**WHAT IS REQUIRED**
Find each line below where the word "name" occurs, and copy it.

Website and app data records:
══════

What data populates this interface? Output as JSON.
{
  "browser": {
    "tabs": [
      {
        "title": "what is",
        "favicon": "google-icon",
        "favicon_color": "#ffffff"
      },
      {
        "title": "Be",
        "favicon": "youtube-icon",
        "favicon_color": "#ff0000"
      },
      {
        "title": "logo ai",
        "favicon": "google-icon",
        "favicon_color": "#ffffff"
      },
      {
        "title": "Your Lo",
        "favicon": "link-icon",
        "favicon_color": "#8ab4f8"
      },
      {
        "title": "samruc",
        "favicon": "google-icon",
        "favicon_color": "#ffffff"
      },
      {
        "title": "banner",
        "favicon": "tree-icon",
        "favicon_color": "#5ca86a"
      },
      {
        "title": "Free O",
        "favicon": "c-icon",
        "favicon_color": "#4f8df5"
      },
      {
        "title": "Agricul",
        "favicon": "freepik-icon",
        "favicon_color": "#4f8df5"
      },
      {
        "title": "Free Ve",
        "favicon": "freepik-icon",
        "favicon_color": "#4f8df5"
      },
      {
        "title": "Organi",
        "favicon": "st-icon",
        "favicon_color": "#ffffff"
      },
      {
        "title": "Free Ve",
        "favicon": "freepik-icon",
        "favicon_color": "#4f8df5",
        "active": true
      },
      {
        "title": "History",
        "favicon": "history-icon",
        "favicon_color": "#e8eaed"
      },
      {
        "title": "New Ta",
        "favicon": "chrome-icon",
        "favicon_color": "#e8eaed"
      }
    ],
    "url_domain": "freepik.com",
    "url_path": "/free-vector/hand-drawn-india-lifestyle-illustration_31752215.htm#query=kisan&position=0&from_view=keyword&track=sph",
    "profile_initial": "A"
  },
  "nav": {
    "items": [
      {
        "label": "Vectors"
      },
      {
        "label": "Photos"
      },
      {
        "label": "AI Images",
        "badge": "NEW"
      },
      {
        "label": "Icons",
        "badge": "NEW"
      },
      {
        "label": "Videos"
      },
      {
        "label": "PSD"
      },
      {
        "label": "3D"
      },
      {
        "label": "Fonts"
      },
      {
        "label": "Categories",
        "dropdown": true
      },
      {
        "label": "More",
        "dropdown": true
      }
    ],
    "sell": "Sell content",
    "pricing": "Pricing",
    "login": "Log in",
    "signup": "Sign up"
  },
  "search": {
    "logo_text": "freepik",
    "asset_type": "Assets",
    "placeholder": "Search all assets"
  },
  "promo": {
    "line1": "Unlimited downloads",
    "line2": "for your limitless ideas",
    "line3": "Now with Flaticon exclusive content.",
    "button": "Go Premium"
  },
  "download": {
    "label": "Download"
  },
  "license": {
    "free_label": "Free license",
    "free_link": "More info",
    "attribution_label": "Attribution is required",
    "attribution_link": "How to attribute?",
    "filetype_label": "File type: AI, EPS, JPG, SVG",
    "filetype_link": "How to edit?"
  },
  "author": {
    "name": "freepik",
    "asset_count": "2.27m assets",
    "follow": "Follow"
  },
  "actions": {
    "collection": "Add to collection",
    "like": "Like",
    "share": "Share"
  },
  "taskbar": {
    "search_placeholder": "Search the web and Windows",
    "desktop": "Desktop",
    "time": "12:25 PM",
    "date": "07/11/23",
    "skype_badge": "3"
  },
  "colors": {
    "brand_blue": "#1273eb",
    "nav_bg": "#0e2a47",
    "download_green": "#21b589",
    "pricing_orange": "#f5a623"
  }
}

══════

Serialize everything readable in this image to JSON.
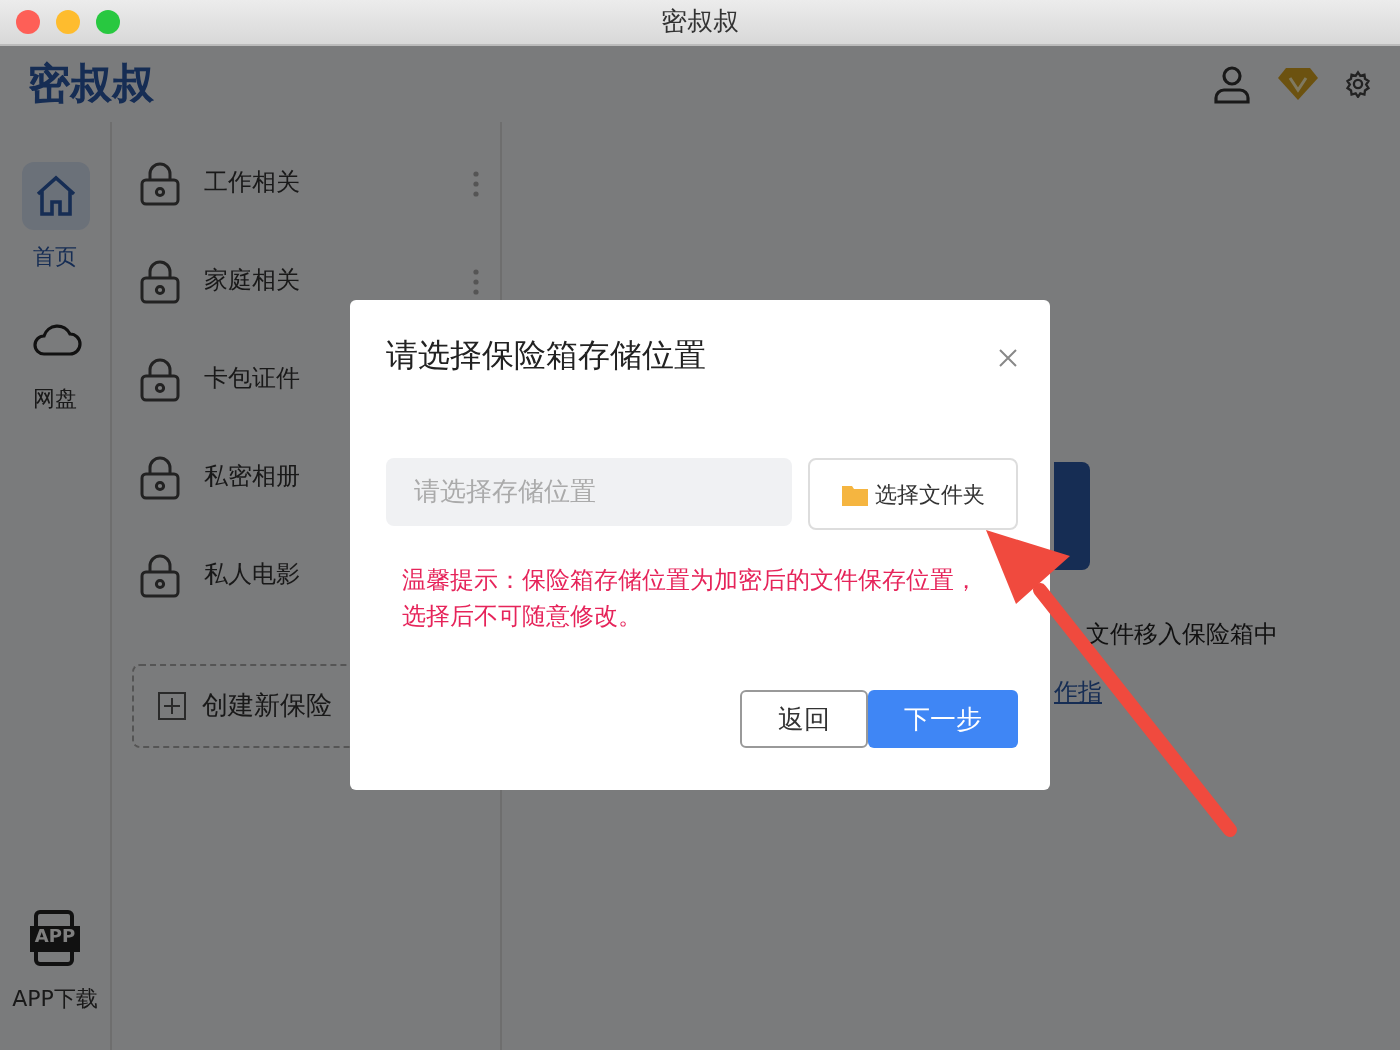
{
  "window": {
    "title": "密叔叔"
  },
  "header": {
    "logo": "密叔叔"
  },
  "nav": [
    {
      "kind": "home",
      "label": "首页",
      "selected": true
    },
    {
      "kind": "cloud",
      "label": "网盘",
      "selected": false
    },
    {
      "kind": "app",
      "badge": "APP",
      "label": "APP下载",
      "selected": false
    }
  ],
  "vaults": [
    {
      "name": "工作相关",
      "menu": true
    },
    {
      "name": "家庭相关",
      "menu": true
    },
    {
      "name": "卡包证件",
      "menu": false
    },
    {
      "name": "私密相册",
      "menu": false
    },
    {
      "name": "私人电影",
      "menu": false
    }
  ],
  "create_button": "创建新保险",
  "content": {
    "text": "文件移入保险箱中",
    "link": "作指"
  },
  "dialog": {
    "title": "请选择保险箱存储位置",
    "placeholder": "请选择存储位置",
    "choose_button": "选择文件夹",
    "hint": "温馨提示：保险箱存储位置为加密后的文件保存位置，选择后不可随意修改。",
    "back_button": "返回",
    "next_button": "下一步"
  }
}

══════

**TASK OUTPUT**
    "name": "freepik",
      "name": "工作相关",
      "name": "家庭相关",
      "name": "卡包证件",
      "name": "私密相册",
      "name": "私人电影",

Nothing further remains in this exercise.